Reality: I ended up in a regular job as a Graphic Designer and eventually turned myself into a trained User Experience Designer/Product Designer for software applications! I have been doing that for almost 15+ years now.
While at the job, I still tried painting, hosted a few exhibitions here and there, invested good amount of money to be part of shows etc., The fuel for all of this splurge was supplied from my job (obvious) with no foreseeable monetary returns except for few appreciations from close friends, colleagues and relatives since they got excited by a few good looking pictures on the internet, mentions in the papers:)
If I were to be consistent, then the following had to be taken care of:
- The fuel tank was supposed to be kept filled for many years to come
- Continue the regular job efficiently, deal with stressful daily grind and pay all the bills, monthly loan installments etc., (to lead a perceivable decent lifestyle)
- Persistent efforts to keep the creative juices flowing and make new series of works
- Do happy, nature, spiritual or abstract neutral paintings (This was the most important. My paintings are serious, dark and grim in terms of the subject matter. It doesn’t sit well in happy living rooms, bedroom walls or hotel/corporate lounges and lobbies. Nobody wants to own or buy my work and the market is filled with happy, neutral pictures)
- Logistical nightmare of maintaining the paintings (I had no studio except for a bedroom that was part of rented house. I kept moving too)
- Travelling, packing paintings to different locations and galleries by road, air, rail etc., (The most heart breaking when they return damaged)
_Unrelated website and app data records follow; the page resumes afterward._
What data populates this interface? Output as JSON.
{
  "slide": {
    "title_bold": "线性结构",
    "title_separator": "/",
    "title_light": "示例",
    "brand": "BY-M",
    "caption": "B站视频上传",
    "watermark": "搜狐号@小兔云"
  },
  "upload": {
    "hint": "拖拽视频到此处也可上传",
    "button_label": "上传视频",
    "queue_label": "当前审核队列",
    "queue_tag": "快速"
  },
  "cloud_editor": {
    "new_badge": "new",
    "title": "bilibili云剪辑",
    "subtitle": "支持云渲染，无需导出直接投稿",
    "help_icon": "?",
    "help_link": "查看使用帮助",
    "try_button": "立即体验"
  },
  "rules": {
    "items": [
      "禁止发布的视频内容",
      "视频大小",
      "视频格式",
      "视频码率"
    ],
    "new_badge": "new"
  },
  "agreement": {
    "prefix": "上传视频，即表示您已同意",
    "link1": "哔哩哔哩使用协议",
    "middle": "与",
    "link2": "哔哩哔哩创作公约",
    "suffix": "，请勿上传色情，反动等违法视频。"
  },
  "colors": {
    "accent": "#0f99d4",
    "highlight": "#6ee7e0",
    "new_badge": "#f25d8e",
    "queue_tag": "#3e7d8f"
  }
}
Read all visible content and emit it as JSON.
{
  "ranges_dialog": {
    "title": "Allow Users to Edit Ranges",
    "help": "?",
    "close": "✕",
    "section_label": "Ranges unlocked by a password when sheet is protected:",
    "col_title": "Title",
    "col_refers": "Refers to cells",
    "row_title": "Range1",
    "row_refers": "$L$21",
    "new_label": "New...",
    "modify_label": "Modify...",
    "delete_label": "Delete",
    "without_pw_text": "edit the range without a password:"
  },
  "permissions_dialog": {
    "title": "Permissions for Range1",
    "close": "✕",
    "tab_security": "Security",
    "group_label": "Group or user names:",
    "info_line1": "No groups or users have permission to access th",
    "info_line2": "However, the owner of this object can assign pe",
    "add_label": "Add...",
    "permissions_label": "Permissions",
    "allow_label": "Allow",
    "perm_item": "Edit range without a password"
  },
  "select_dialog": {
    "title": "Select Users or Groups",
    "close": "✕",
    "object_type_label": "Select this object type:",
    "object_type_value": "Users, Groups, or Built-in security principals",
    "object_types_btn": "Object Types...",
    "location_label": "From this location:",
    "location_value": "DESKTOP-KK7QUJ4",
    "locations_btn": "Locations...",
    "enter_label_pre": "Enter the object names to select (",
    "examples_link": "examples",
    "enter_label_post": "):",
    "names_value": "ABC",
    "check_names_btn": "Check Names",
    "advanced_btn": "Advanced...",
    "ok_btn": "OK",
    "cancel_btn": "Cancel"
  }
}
- Promoting myself and my works consistently on the internet (almost every day)
- Get good with socializing, appeasing, ass licking, bragging etc., (I never could and can)
- Support from fellow artists, senior artists or the reputed ones (Nothing at all. At least a like on Facebook, a heart on Instagram or even comment “this is crap” would help)
- Deal with ubiquitous fake curators, organizers and gallerias (This is the most sad part and the state sponsored ones are the worst)
- Deal with home front and personal life challenges (Who doesn’t!)
Brass tacks, if you are an independent artist without any patronizer, a promoter, a curator, no influential affluent acquaintances or a gallery/corporate backing you up, you are doomed. Basically you are fucked and you will end up thinking “Why am I even doing this?” I was going in and out of the shows handling the logistics myself something like this:
For many, I might sound like a loser. Being a successful artist means being able to sell your work. If the work is “sale-able” , you are automatically promoted and everything else will follow. You will slowly be introduced into a secret lobby of buyers, art investors and patrons. Then you will be categorized into various levels into different markets. I could never get into any of those circles and unfortunately I didn’t fit into any. (If fortune means money).
Conclusively, I couldn’t, cannot be a rich and famous artist! However, I remain an artist at heart. Nobody can take that away.
The current phase:
- I will paint for myself whenever I want to and when I feel like
- I neither want to showcase, exhibit or promote nor do I want to sell
- I will put it on my Instagram and happy with whatever I get
- I don’t give a fuck for comments or likes from fellow artists or senior artists. Non-artist friends are much more genuine and nicer.
- I lead a decent lifestyle thanks to my job as a Designer. Respect!
- I am looking at different mediums like digital audio visual films and level playing open platforms like YouTube, Vimeo etc.,
- Yes, I am into film making now and in a happy space (More on this later)